A battery of Republican officials have sharply distanced themselves from their presumptive nominee, with figures across the ideological spectrum calling his latest comments unacceptable. But no Republican endorser has drawn the ultimate distance -- disavowing the candidate making those provocative claims.
Republicans have expressed a deep desire for "party unity," but on Monday and Tuesday they largely refused to stand beside him and take the heat.
"I'm not even going to pretend to defend them," House Speaker Paul Ryan said a Washington news conference Tuesday, adding that Trump's remarks resembled "the textbook definition of a racist comment."
Trump's mission to discredit the federal judge overseeing the Trump University case is throwing the GOP into choppier waters each time he assails the Indiana-born Judge Gonzalo Curiel as a "Mexican." While it was not unprecedented for Trump surrogates to sometimes struggle to defend the candidate of their choice during the primary, Monday was the first day in Trump's campaign when a wide range of GOP party elders -- not just the few who endorsed him in the primary -- had to go to bat for him.
And it was not easy.
In recent interviews, former 2016 rival Marco Rubio, a first-generation Cuban-American had signaled a new appreciation for Trump -- even saying he would speak for him at the convention.

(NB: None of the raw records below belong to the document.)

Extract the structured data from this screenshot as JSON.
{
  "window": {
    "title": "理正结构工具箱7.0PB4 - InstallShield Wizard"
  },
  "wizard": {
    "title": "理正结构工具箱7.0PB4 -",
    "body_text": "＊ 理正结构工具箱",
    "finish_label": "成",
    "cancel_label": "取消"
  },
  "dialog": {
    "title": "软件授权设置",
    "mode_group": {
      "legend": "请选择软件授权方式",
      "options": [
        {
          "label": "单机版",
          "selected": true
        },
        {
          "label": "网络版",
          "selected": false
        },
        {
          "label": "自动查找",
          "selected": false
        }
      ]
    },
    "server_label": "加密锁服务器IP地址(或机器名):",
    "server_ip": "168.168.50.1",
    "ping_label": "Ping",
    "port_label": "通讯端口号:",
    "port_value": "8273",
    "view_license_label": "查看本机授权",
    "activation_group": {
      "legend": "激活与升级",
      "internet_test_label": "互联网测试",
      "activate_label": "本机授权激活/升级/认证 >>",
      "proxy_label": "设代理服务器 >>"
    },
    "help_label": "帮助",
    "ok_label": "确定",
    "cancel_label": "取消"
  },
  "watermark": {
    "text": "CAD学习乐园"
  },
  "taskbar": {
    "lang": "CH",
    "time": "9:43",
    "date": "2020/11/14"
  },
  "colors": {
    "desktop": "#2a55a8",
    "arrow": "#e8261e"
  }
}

But Rubio's smackdown Monday included a reminder that he never wanted Trump to be the nominee in the first place.
"I told everyone that this is what would happen," he told CNN. "That we would continue to be faced with this very difficult choice, as we are, as many of us have been, between Hillary Clinton and Donald. This is not where I wanted us to be."
Embattled New Hampshire Sen. Kelly Ayotte, who is waging a reelection battle in New Hampshire, has previously tried to split the difference with Trump by "supporting" -- but not "endorsing" -- him.
"His comments are offensive and wrong, and he should retract them," she said on Monday.
Ayotte's Senate leader, Mitch McConnell, didn't fare much better on "Meet the Press" a day prior.
"This is a man who was born in Indiana," McConnell said of Curiel. "All of us came here from somewhere else."
Yet McConnell, who has publicly leaned into his endorsement of Trump more strongly than have other Republican elites, wouldn't cross the line when asked repeatedly if Trump's charge was racist: "I couldn't disagree more with a statement like that," he said repeatedly of Trump's remarks.
McConnell's comments illustrated the tightrope that all Republican leaders find themselves traipsing a month after Trump became their standard-bearer: They are eager to channel Trump's grassroots energy into common goals like Senate races this fall, but will likely be forced to repeatedly criticize the explosive statements that Trump has shown no willingness so far to abandon.
Republican National Committee Chairman Reince Priebus also called Trump to discuss the comments, CNN confirmed Tuesday.
And the comments and their fallout made no Republican more uncomfortable than Ryan.
"The comment about the judge, just was out of left field for my mind," Ryan told WISN in Milwaukee on Friday, nearly a week after Trump first criticized Curiel and one day after Ryan endorsed Trump. "It's reasoning I don't relate to; I completely disagree with the thinking behind that."
And Ryan signaled that the controversy of the moment was unlikely to be an aberration.
"(Trump) clearly says and does things I don't agree with and I've had to speak up from time to time when that has occurred," Ryan said. "And I'll continue to do that if that's necessary -- I hope it's not."
Ryan only formally endorsed Trump last week. During his lengthy, public agonizing over whether to support the man whose convention he will chair, Ryan repeatedly called for "real" party unity derived from shared principles. In blessing Trump, Ryan last week said he and Trump had reached such unity.
"I don't know what's in his heart, but I know that comment is that way," Ryan said Tuesday, when asked a follow-up question if Trump himself was racist.
But Monday was a reminder that the distance between them is wide, and that "party unity" has its downsides for the House speaker determined to roll out his own policy vision.
For Tim Scott, the South Carolina senator and who is backing him now but chose Rubio in the primary, lamented that Trump's racially charged language had not evolved since then.
"I think they were racially toxic," Scott, the only African American in the body, said of Trump's latest. "Obviously his comments were in line with his primary language, which is not in our best interest either."